The correct way to fix this problem beyond using snapshot isolation mode (which will help greatly, because it removes the use of shared locks) is to a) minimize the length of your transactions to minimize the number of locks and b) always set up your web server to re-run requests in the case of a update conflict or deadlock.


#80

We’ve built a large service (Earth Class Mail) pretty much exclusively on LINQ to SQL. It’s worked great, except that we’re still battling all the transaction issues almost a year later (deadlocks, leaky transactions, etc). Make sure you FULLY understand the intersection between TransactionScope (if you’re using it) and SqlTransaction. We didn’t, and we’re still paying for it (with daily deadlocks just like what you describe). Make especially sure you’re aware how Read Committed Snapshot (and any other tx isolation level) can leak into your connection pool, otherwise, you’ll end up running stuff at the wrong isolation level (often causing more deadlocks and how the he*l did that happen- we’re not even in a transaction! moments. We ended up building a bunch of infrastructure into our own DataContext-extended base class to deal with it, and to ensure that the connection pool stays free of connections stuck in transactions.

Good luck!


#81

OK, but why doesn’t SQL Server re-issue the transaction on my behalf, then?

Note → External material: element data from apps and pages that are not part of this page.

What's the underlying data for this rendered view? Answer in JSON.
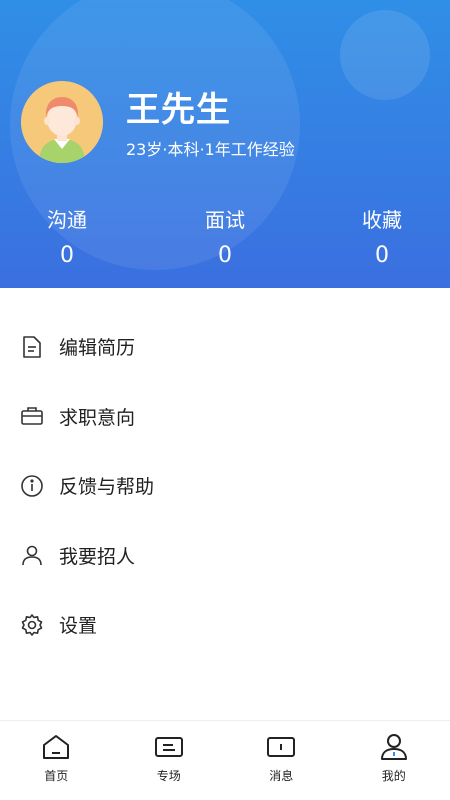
{
  "profile": {
    "name": "王先生",
    "subtitle": "23岁·本科·1年工作经验",
    "avatar_icon": "person-avatar-icon"
  },
  "stats": [
    {
      "label": "沟通",
      "value": "0"
    },
    {
      "label": "面试",
      "value": "0"
    },
    {
      "label": "收藏",
      "value": "0"
    }
  ],
  "menu": [
    {
      "label": "编辑简历",
      "icon": "document-icon"
    },
    {
      "label": "求职意向",
      "icon": "briefcase-icon"
    },
    {
      "label": "反馈与帮助",
      "icon": "info-icon"
    },
    {
      "label": "我要招人",
      "icon": "person-icon"
    },
    {
      "label": "设置",
      "icon": "gear-icon"
    }
  ],
  "tabbar": [
    {
      "label": "首页",
      "icon": "home-icon",
      "active": false
    },
    {
      "label": "专场",
      "icon": "card-icon",
      "active": false
    },
    {
      "label": "消息",
      "icon": "message-icon",
      "active": false
    },
    {
      "label": "我的",
      "icon": "user-icon",
      "active": true
    }
  ],
  "colors": {
    "header_top": "#2f8fe6",
    "header_bottom": "#3b6fe0",
    "accent": "#3b8cf0"
  }
}
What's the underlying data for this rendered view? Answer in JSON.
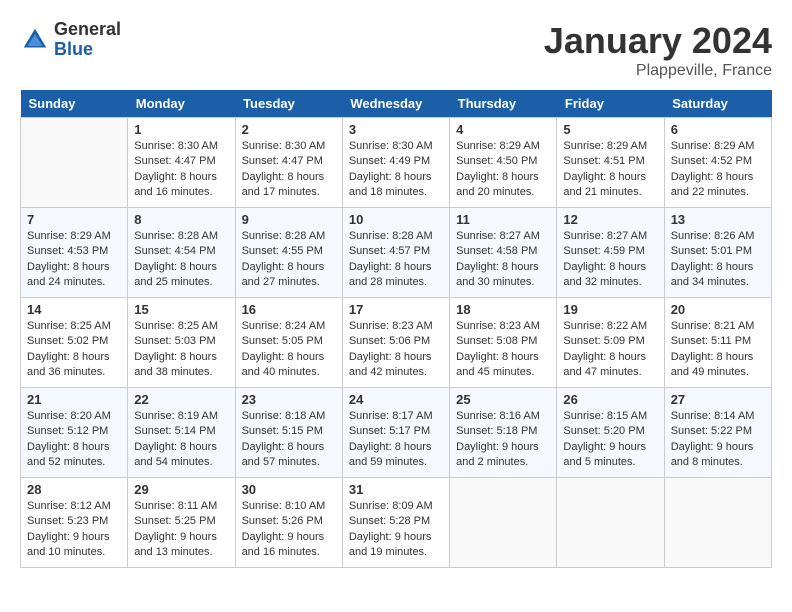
{
  "header": {
    "logo_general": "General",
    "logo_blue": "Blue",
    "month_title": "January 2024",
    "location": "Plappeville, France"
  },
  "calendar": {
    "days_of_week": [
      "Sunday",
      "Monday",
      "Tuesday",
      "Wednesday",
      "Thursday",
      "Friday",
      "Saturday"
    ],
    "weeks": [
      [
        {
          "day": "",
          "info": ""
        },
        {
          "day": "1",
          "info": "Sunrise: 8:30 AM\nSunset: 4:47 PM\nDaylight: 8 hours\nand 16 minutes."
        },
        {
          "day": "2",
          "info": "Sunrise: 8:30 AM\nSunset: 4:47 PM\nDaylight: 8 hours\nand 17 minutes."
        },
        {
          "day": "3",
          "info": "Sunrise: 8:30 AM\nSunset: 4:49 PM\nDaylight: 8 hours\nand 18 minutes."
        },
        {
          "day": "4",
          "info": "Sunrise: 8:29 AM\nSunset: 4:50 PM\nDaylight: 8 hours\nand 20 minutes."
        },
        {
          "day": "5",
          "info": "Sunrise: 8:29 AM\nSunset: 4:51 PM\nDaylight: 8 hours\nand 21 minutes."
        },
        {
          "day": "6",
          "info": "Sunrise: 8:29 AM\nSunset: 4:52 PM\nDaylight: 8 hours\nand 22 minutes."
        }
      ],
      [
        {
          "day": "7",
          "info": "Sunrise: 8:29 AM\nSunset: 4:53 PM\nDaylight: 8 hours\nand 24 minutes."
        },
        {
          "day": "8",
          "info": "Sunrise: 8:28 AM\nSunset: 4:54 PM\nDaylight: 8 hours\nand 25 minutes."
        },
        {
          "day": "9",
          "info": "Sunrise: 8:28 AM\nSunset: 4:55 PM\nDaylight: 8 hours\nand 27 minutes."
        },
        {
          "day": "10",
          "info": "Sunrise: 8:28 AM\nSunset: 4:57 PM\nDaylight: 8 hours\nand 28 minutes."
        },
        {
          "day": "11",
          "info": "Sunrise: 8:27 AM\nSunset: 4:58 PM\nDaylight: 8 hours\nand 30 minutes."
        },
        {
          "day": "12",
          "info": "Sunrise: 8:27 AM\nSunset: 4:59 PM\nDaylight: 8 hours\nand 32 minutes."
        },
        {
          "day": "13",
          "info": "Sunrise: 8:26 AM\nSunset: 5:01 PM\nDaylight: 8 hours\nand 34 minutes."
        }
      ],
      [
        {
          "day": "14",
          "info": "Sunrise: 8:25 AM\nSunset: 5:02 PM\nDaylight: 8 hours\nand 36 minutes."
        },
        {
          "day": "15",
          "info": "Sunrise: 8:25 AM\nSunset: 5:03 PM\nDaylight: 8 hours\nand 38 minutes."
        },
        {
          "day": "16",
          "info": "Sunrise: 8:24 AM\nSunset: 5:05 PM\nDaylight: 8 hours\nand 40 minutes."
        },
        {
          "day": "17",
          "info": "Sunrise: 8:23 AM\nSunset: 5:06 PM\nDaylight: 8 hours\nand 42 minutes."
        },
        {
          "day": "18",
          "info": "Sunrise: 8:23 AM\nSunset: 5:08 PM\nDaylight: 8 hours\nand 45 minutes."
        },
        {
          "day": "19",
          "info": "Sunrise: 8:22 AM\nSunset: 5:09 PM\nDaylight: 8 hours\nand 47 minutes."
        },
        {
          "day": "20",
          "info": "Sunrise: 8:21 AM\nSunset: 5:11 PM\nDaylight: 8 hours\nand 49 minutes."
        }
      ],
      [
        {
          "day": "21",
          "info": "Sunrise: 8:20 AM\nSunset: 5:12 PM\nDaylight: 8 hours\nand 52 minutes."
        },
        {
          "day": "22",
          "info": "Sunrise: 8:19 AM\nSunset: 5:14 PM\nDaylight: 8 hours\nand 54 minutes."
        },
        {
          "day": "23",
          "info": "Sunrise: 8:18 AM\nSunset: 5:15 PM\nDaylight: 8 hours\nand 57 minutes."
        },
        {
          "day": "24",
          "info": "Sunrise: 8:17 AM\nSunset: 5:17 PM\nDaylight: 8 hours\nand 59 minutes."
        },
        {
          "day": "25",
          "info": "Sunrise: 8:16 AM\nSunset: 5:18 PM\nDaylight: 9 hours\nand 2 minutes."
        },
        {
          "day": "26",
          "info": "Sunrise: 8:15 AM\nSunset: 5:20 PM\nDaylight: 9 hours\nand 5 minutes."
        },
        {
          "day": "27",
          "info": "Sunrise: 8:14 AM\nSunset: 5:22 PM\nDaylight: 9 hours\nand 8 minutes."
        }
      ],
      [
        {
          "day": "28",
          "info": "Sunrise: 8:12 AM\nSunset: 5:23 PM\nDaylight: 9 hours\nand 10 minutes."
        },
        {
          "day": "29",
          "info": "Sunrise: 8:11 AM\nSunset: 5:25 PM\nDaylight: 9 hours\nand 13 minutes."
        },
        {
          "day": "30",
          "info": "Sunrise: 8:10 AM\nSunset: 5:26 PM\nDaylight: 9 hours\nand 16 minutes."
        },
        {
          "day": "31",
          "info": "Sunrise: 8:09 AM\nSunset: 5:28 PM\nDaylight: 9 hours\nand 19 minutes."
        },
        {
          "day": "",
          "info": ""
        },
        {
          "day": "",
          "info": ""
        },
        {
          "day": "",
          "info": ""
        }
      ]
    ]
  }
}
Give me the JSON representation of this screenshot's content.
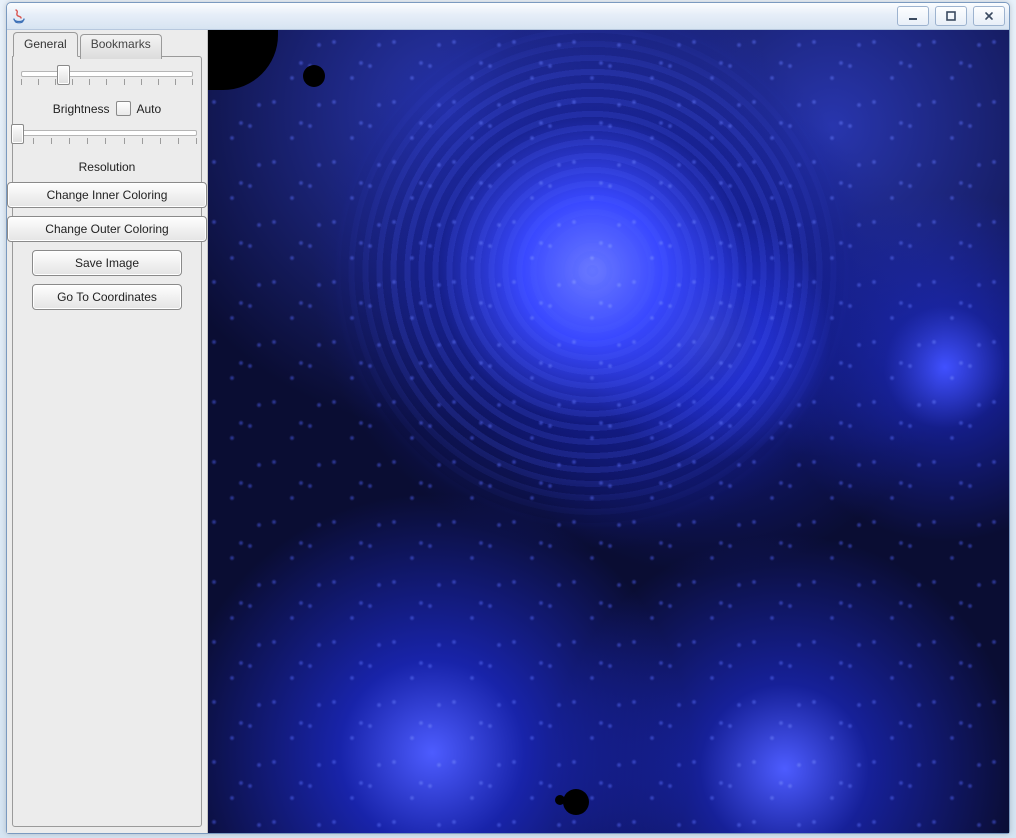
{
  "window": {
    "controls": {
      "minimize": "minimize",
      "maximize": "maximize",
      "close": "close"
    }
  },
  "sidebar": {
    "tabs": [
      {
        "label": "General",
        "active": true
      },
      {
        "label": "Bookmarks",
        "active": false
      }
    ],
    "brightness_label": "Brightness",
    "auto_label": "Auto",
    "auto_checked": false,
    "resolution_label": "Resolution",
    "brightness_slider": {
      "value_pct": 22
    },
    "resolution_slider": {
      "value_pct": 0
    },
    "buttons": {
      "change_inner": "Change Inner Coloring",
      "change_outer": "Change Outer Coloring",
      "save_image": "Save Image",
      "goto_coords": "Go To Coordinates"
    }
  },
  "canvas": {
    "palette": {
      "bg": "#0a0d33",
      "fg": "#3d4dff",
      "hi": "#7a88ff"
    }
  }
}
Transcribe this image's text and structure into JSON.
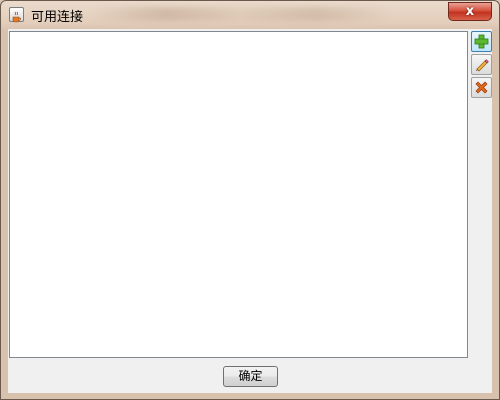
{
  "window": {
    "title": "可用连接",
    "close_glyph": "x"
  },
  "icons": {
    "app": "java-cup-icon",
    "add": "add-icon",
    "edit": "pencil-icon",
    "delete": "delete-icon"
  },
  "colors": {
    "add_icon": "#5cb82e",
    "delete_icon": "#e06a1c",
    "close_button": "#c83a26"
  },
  "footer": {
    "ok_label": "确定"
  }
}
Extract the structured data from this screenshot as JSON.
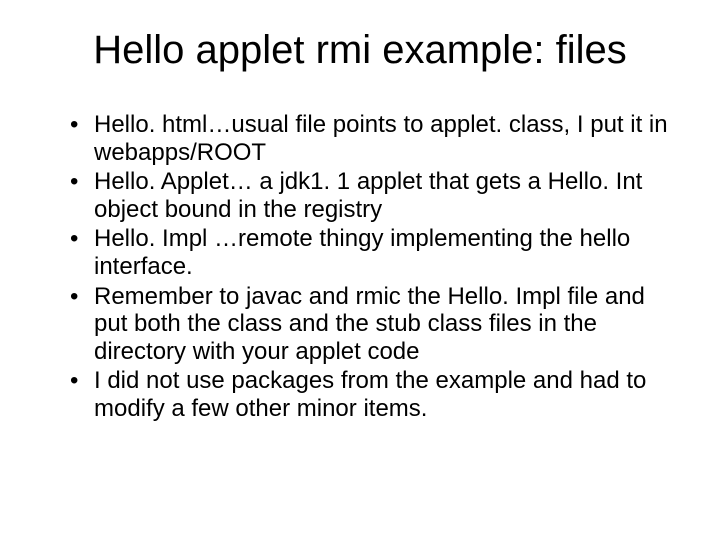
{
  "slide": {
    "title": "Hello applet rmi example: files",
    "bullets": [
      "Hello. html…usual file points to applet. class, I put it in webapps/ROOT",
      "Hello. Applet… a jdk1. 1 applet that gets a Hello. Int object bound in the registry",
      "Hello. Impl …remote thingy implementing the hello interface.",
      "Remember to javac and rmic the Hello. Impl file and put both the class and the stub class files in the directory with your applet code",
      "I did not use packages from the example and had to modify a few other minor items."
    ]
  }
}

Automatic retries of some kind?

Think of the banking application… you wouldn’t want to re-issue anything if you know something slipped… it IS better that SQL server team be pessimistic by default.